More than 50 came to Richard Homan Memorial Park in Sugar Grove to honor those who performed the ultimate sacrifice in defending freedom while also remembering “Our Boys.”
George Armstrong welcomed those who came to attend the ceremony, saying, “I didn’t think there would be a big crowd because of the weather, but thank you all for coming out.” Memorial Day came with gray skies and chilly temperatures, but the threat of rain dampened no spirits on this day of remembrance.
He also advised that “there’s a lot of work that’s gone into this park and I hope you enjoy it.”
Phillip Downs gave the opening prayer, imploring “our Heavenly Father” to “bless them abundantly for the hardships they faced.”
Armstrong then rose again, thanking the community for their superlative dedication to the memory of those who served. He said, “There’s no finer group of people I know of who remember their fallen soldiers like the people of Sugar Grove.” Armstrong remarked that he remembered a group of veterans who came from out of state. They told him they wished they could “put Sugar Grove in their pocket and carry it home” because of its support for veterans.
He next introduced the principal speaker of the day, retired United States Air Force officer and former county commission president Gene McConnell. Armstrong said of McConnell that “he’s always thankful of veterans and has worked to help veterans.”
McConnell opened by sharing that he had written a four-page speech on the origins of the day, but had received that morning a text of President Ronald Reagan’s 1983 Memorial Day address. He decided to read President Reagan’s words instead “because he described the ‘why.’”
Before starting, he stated that the day is for the “recognition of the people who have gone before . . . the world has never known an equal to what we know in this country today.”
From those words came “I don’t have to tell you how fragile this precious gift of freedom is. Every time we hear, watch, or read the news, we are reminded that liberty is a rare commodity in this world.”

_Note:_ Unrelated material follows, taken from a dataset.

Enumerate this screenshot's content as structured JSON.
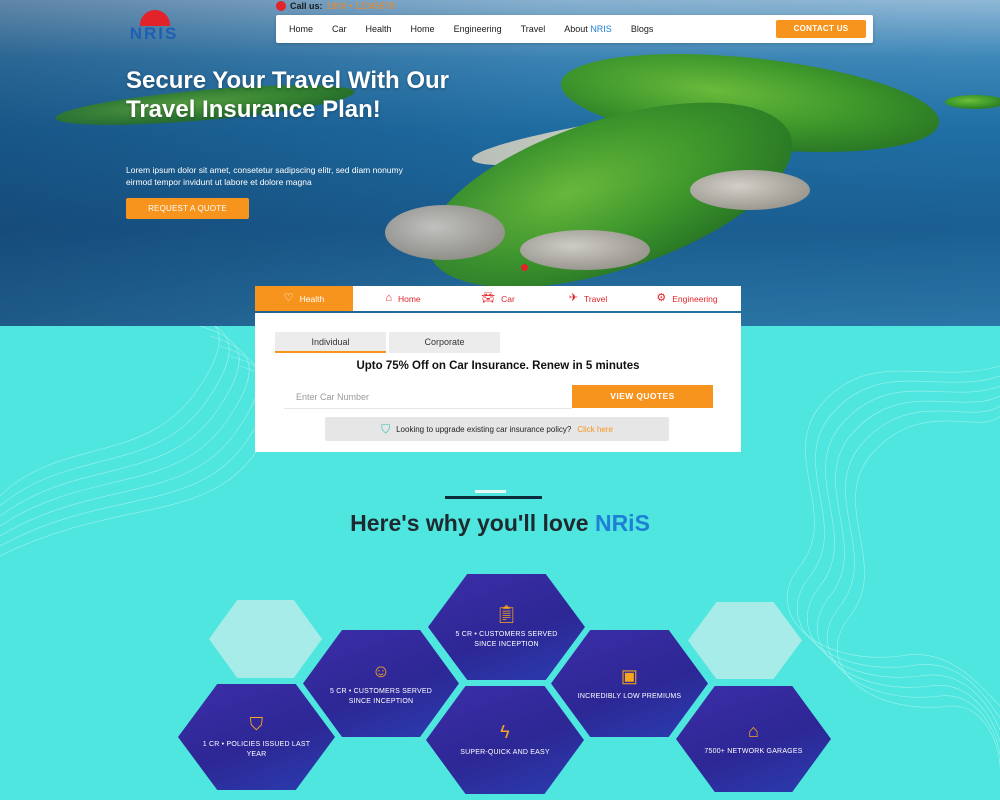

McConnell also said, “These things are probably more important today than they were in 1983.”
Next came the reading of the names of the fallen. Allen Moats read off the names of those taken in World War I. Armstrong said prior to introducing Steven O’ Toole’s reading from World War II that “bear with him. It’s his first time and there’s a long list.”
Daniel Roberson and James Koontz read from the Korean and Vietnam Wars, respectively.
Downs then returned to offer the closing prayer and blessing of the picnic lunch, sharing “bless this food for the nourishment of our bodies and enlightenment of our minds.”
Finally came the laying of the wreath and a moment of silence in lieu of “Taps” since no bugle player could attend.
Attendees then lined up to share a freshly grilled lunch of hamburgers and hot dogs. Hot dogs came with homemade chili sauce. An impressive spread of fresh made and delicious desserts also greeted guests.
At the front of the shelter, just to the left of the speakers, hung a display of “Our Boys.” These five very young men, Paul Smith, Roscoe Eckard, Oather Simmons, Frank Pitsenbarger, and Leo Mitchell, left Sugar Grove to fight for freedom in World War II. All died in action within 10 months of each other.
Downs shared that “they’re local guys. Three of them are related to me.” He pointed out that the sister of one of the “boys” was in attendance that day.
“They grew up here in Sugar Grove,” he said, then added that when they first established the VFW Post for Sugar Grove, they decided to name it in honor of all five young men.”
“Our Boys” were not just neighbors, but family to the whole community, then and now. It is most fitting that their legacy remain remembered as a way to also honor the rest.